Atopic dermatitis is a common chronic skin disease. It is also called atopic eczema. Atopic is a term used to describe allergic conditions such as asthma and hay fever. Both dermatitis and eczema mean inflammation of the skin.
People with atopic dermatitis tend to have dry, itchy and easily irritated skin. They may have times when their skin is clear and other times when they have a rash.
Atopic dermatitis usually begins and ends during childhood, but some people continue to have the disease into adulthood. If you ever had atopic dermatitis, you may have trouble with one or more of these:
Dry, sensitive skin
The disease can have a significant impact on the quality of life of individuals and their families. The itching can interfere with daily activities and make it hard to sleep. Scratching the rash can irritate the skin, making it itch even more, which, in turn, increases the tendency to scratch. This itch-scratch cycle can leave the skin open to infections.
Do you have atopic dermatitis (eczema)?
If you answer yes to any of these questions, talk with your healthcare provider about atopic dermatitis. You will be asked questions about your health and your skin. Be sure to tell your healthcare provider if you or anyone in your family has had a similar rash, asthma or allergies.
Do you have dry skin with an itchy, red or scaly rash?

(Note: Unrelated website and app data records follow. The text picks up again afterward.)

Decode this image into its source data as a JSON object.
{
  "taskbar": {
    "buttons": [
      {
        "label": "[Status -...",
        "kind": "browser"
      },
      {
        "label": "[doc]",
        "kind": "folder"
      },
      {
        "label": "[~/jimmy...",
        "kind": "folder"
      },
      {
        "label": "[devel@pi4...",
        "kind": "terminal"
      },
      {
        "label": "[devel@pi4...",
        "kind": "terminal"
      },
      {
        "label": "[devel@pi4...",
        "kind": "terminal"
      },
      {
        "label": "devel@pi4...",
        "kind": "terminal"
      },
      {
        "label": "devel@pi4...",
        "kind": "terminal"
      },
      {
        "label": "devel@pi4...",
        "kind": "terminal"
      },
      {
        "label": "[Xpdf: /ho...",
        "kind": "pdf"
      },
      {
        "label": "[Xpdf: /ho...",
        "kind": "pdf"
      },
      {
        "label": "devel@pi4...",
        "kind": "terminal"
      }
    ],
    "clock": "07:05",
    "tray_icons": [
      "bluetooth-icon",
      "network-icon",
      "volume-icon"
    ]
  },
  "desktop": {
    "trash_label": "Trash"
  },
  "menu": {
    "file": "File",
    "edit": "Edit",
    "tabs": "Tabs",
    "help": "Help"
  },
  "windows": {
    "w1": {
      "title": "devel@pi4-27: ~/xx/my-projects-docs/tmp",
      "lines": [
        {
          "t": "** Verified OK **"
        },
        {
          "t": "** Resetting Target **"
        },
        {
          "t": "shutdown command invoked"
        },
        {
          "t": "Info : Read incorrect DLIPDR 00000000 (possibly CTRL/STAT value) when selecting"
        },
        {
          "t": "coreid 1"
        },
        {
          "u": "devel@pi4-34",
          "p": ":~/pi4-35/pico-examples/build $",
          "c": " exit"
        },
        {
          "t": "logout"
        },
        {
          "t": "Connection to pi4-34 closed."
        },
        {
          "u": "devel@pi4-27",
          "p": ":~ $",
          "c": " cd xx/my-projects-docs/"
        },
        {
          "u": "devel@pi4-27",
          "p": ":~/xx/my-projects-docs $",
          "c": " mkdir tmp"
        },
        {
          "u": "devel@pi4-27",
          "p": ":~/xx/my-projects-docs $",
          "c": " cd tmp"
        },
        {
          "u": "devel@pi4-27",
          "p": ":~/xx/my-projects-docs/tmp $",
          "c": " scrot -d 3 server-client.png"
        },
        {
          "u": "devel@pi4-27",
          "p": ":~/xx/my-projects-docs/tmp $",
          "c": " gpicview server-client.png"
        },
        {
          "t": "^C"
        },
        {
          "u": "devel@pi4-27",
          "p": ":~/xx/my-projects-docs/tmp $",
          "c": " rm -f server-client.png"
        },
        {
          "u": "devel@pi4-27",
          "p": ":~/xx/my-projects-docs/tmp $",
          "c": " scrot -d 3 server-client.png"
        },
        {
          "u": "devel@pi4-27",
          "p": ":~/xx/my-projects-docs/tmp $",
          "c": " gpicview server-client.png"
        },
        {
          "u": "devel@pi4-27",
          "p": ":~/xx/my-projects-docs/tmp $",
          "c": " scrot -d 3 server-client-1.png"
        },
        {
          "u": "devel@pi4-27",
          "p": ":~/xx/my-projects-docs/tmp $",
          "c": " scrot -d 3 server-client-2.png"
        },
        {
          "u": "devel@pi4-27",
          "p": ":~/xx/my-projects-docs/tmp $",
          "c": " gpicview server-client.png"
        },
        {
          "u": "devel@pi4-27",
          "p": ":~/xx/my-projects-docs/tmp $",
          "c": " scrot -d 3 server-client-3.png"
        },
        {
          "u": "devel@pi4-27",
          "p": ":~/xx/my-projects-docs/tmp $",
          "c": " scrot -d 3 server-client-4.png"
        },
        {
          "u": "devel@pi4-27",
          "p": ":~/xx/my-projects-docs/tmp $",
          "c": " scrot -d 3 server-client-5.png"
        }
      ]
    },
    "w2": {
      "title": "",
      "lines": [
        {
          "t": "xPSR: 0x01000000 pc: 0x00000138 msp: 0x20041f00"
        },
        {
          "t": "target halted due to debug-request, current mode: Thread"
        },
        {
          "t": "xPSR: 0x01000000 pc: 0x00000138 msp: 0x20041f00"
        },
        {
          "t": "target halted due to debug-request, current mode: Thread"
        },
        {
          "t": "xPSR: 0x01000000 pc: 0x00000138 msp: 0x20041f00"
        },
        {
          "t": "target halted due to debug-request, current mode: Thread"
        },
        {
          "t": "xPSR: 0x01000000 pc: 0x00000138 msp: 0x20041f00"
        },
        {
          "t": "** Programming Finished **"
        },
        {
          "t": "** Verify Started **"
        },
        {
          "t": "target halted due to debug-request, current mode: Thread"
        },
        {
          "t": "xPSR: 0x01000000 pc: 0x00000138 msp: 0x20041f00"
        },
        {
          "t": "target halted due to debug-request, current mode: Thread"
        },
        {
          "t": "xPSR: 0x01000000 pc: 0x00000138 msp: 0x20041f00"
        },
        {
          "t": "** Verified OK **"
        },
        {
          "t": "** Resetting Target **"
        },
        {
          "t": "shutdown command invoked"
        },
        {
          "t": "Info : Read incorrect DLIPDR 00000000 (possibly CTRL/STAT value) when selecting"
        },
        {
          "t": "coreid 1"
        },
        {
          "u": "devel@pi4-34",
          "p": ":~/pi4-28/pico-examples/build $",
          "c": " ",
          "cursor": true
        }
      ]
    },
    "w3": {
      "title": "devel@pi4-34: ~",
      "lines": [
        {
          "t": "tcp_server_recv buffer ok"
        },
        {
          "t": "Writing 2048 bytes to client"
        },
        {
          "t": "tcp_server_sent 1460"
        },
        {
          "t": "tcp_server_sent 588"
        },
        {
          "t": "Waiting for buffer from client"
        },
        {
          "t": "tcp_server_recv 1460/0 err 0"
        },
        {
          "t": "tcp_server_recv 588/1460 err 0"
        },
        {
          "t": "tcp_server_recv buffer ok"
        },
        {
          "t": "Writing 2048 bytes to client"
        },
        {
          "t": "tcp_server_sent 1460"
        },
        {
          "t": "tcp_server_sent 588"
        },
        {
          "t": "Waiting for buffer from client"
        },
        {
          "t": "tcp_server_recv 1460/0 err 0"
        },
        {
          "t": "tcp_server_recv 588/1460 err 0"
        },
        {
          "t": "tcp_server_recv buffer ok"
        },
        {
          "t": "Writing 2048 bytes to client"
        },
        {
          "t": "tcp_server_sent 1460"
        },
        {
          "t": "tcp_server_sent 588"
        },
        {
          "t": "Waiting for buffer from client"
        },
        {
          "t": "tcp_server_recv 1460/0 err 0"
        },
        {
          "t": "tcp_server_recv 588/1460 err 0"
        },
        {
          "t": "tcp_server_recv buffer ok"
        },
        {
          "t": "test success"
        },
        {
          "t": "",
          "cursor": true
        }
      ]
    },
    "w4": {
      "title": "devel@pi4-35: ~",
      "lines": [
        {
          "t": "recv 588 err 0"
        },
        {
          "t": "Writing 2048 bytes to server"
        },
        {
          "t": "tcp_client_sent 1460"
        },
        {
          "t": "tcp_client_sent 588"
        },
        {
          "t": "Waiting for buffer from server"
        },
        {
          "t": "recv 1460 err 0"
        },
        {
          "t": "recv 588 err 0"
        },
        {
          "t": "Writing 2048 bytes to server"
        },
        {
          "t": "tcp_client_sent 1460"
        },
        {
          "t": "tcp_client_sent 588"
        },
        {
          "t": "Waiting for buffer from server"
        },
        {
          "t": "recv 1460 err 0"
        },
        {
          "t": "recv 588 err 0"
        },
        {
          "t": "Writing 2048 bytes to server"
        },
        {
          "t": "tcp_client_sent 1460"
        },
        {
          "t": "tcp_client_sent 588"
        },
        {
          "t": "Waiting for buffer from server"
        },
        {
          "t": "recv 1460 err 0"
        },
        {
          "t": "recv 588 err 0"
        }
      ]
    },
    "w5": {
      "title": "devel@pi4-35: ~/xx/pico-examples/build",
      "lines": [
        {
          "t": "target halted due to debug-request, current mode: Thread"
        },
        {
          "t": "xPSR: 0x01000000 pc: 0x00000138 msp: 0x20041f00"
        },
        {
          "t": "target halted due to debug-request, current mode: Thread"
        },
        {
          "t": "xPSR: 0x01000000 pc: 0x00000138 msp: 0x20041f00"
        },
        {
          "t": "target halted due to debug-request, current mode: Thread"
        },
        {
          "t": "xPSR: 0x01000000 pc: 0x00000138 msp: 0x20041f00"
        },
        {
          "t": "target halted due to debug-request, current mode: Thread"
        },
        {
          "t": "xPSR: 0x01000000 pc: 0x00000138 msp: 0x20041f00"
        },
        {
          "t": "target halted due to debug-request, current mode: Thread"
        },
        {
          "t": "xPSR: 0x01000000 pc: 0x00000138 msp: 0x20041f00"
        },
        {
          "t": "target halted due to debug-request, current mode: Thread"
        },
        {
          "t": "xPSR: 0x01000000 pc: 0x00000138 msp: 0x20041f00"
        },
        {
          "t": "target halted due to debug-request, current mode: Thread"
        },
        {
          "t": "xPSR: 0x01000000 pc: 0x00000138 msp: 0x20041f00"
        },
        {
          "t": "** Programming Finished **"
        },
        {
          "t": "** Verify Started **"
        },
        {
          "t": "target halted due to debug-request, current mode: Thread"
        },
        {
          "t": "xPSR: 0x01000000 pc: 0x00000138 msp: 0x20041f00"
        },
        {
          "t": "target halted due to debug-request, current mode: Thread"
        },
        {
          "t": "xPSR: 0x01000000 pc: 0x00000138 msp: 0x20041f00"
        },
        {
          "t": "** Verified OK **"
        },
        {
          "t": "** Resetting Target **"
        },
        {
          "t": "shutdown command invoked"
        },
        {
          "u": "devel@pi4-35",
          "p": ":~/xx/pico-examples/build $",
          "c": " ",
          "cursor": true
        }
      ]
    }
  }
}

Do you itch or have a rash in the creases of your wrists,
elbows, knees or on your face?
Do you notice thick skin where there has been
a past rash?
National Jewish Health experts provided information on this topic for use on the U.S. News & World Report website.